◆ Given records
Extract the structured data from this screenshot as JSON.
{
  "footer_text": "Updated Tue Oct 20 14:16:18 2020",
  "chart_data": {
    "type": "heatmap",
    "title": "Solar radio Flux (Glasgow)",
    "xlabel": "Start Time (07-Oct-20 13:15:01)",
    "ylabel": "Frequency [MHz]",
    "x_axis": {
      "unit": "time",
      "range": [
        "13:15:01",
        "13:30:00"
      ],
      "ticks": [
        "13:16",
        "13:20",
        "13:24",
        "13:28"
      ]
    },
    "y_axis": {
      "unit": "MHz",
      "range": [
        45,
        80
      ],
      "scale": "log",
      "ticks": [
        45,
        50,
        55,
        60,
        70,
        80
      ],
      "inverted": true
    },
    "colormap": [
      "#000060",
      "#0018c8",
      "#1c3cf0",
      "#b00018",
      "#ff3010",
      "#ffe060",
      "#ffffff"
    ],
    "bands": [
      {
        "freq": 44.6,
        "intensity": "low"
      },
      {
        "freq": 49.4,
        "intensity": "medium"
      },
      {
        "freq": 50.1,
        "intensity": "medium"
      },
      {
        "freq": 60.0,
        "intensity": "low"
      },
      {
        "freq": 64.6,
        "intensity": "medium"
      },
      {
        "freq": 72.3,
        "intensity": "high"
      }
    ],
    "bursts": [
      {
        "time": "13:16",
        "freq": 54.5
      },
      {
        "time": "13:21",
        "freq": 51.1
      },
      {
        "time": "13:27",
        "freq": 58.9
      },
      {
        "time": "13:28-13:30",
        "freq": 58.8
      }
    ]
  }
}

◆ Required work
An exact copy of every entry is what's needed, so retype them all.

◆ The completed task
Extract the structured data from this screenshot as JSON.
{
  "footer_text": "Updated Tue Oct 20 14:16:18 2020",
  "chart_data": {
    "type": "heatmap",
    "title": "Solar radio Flux (Glasgow)",
    "xlabel": "Start Time (07-Oct-20 13:15:01)",
    "ylabel": "Frequency [MHz]",
    "x_axis": {
      "unit": "time",
      "range": [
        "13:15:01",
        "13:30:00"
      ],
      "ticks": [
        "13:16",
        "13:20",
        "13:24",
        "13:28"
      ]
    },
    "y_axis": {
      "unit": "MHz",
      "range": [
        45,
        80
      ],
      "scale": "log",
      "ticks": [
        45,
        50,
        55,
        60,
        70,
        80
      ],
      "inverted": true
    },
    "colormap": [
      "#000060",
      "#0018c8",
      "#1c3cf0",
      "#b00018",
      "#ff3010",
      "#ffe060",
      "#ffffff"
    ],
    "bands": [
      {
        "freq": 44.6,
        "intensity": "low"
      },
      {
        "freq": 49.4,
        "intensity": "medium"
      },
      {
        "freq": 50.1,
        "intensity": "medium"
      },
      {
        "freq": 60.0,
        "intensity": "low"
      },
      {
        "freq": 64.6,
        "intensity": "medium"
      },
      {
        "freq": 72.3,
        "intensity": "high"
      }
    ],
    "bursts": [
      {
        "time": "13:16",
        "freq": 54.5
      },
      {
        "time": "13:21",
        "freq": 51.1
      },
      {
        "time": "13:27",
        "freq": 58.9
      },
      {
        "time": "13:28-13:30",
        "freq": 58.8
      }
    ]
  }
}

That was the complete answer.